WHAT YOU ARE ASKED TO DO -
Which lines of the entries below include "Scarf"? List them all.

RECORDED INFORMATION -

:::

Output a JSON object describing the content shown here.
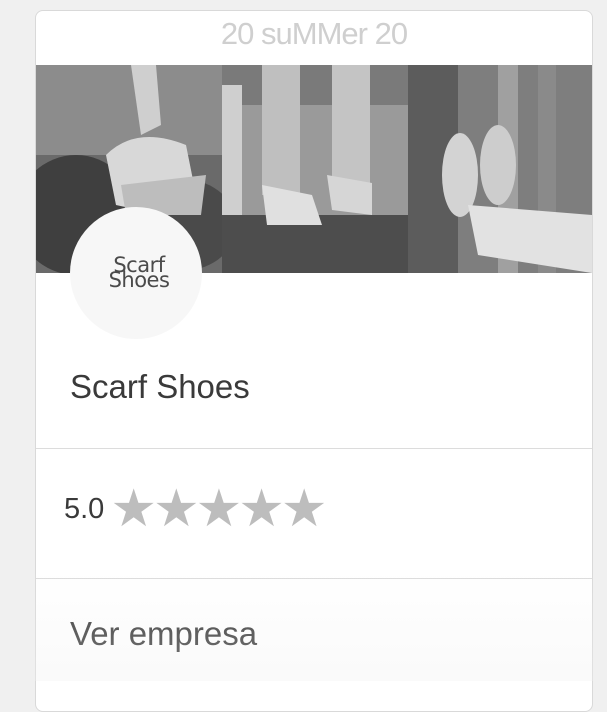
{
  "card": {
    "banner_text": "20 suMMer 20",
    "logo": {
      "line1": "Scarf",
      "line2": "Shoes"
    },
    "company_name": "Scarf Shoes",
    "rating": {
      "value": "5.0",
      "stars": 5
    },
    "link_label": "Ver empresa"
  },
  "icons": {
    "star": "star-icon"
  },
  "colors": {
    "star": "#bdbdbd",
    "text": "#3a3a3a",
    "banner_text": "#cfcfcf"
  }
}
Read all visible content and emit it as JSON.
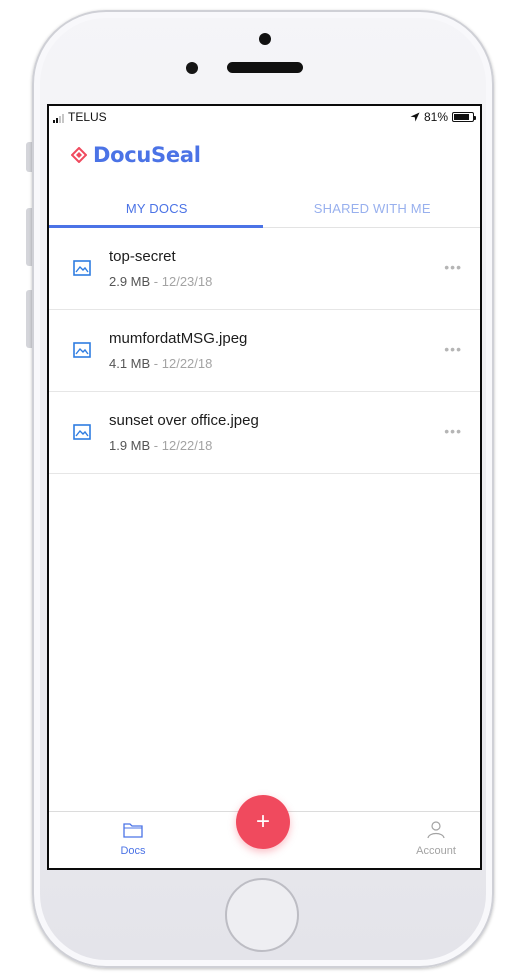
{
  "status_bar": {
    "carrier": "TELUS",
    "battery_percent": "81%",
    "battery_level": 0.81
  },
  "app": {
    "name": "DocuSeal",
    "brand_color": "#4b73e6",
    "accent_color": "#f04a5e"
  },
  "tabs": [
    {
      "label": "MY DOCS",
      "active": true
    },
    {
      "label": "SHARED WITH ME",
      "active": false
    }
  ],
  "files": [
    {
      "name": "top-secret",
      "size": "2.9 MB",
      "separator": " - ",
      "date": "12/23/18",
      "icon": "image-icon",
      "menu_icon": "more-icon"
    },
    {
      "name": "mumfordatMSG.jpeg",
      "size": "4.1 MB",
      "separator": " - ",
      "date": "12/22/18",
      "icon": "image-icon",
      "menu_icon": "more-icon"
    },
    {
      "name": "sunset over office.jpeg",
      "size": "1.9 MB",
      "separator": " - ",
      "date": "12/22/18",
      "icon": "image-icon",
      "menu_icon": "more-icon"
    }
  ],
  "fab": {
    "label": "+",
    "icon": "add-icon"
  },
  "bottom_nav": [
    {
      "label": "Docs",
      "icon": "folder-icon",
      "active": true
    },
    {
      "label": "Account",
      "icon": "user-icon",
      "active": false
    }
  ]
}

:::

RESPONSE TO THIS EXERCISE -
      "line1": "Scarf",
    "company_name": "Scarf Shoes",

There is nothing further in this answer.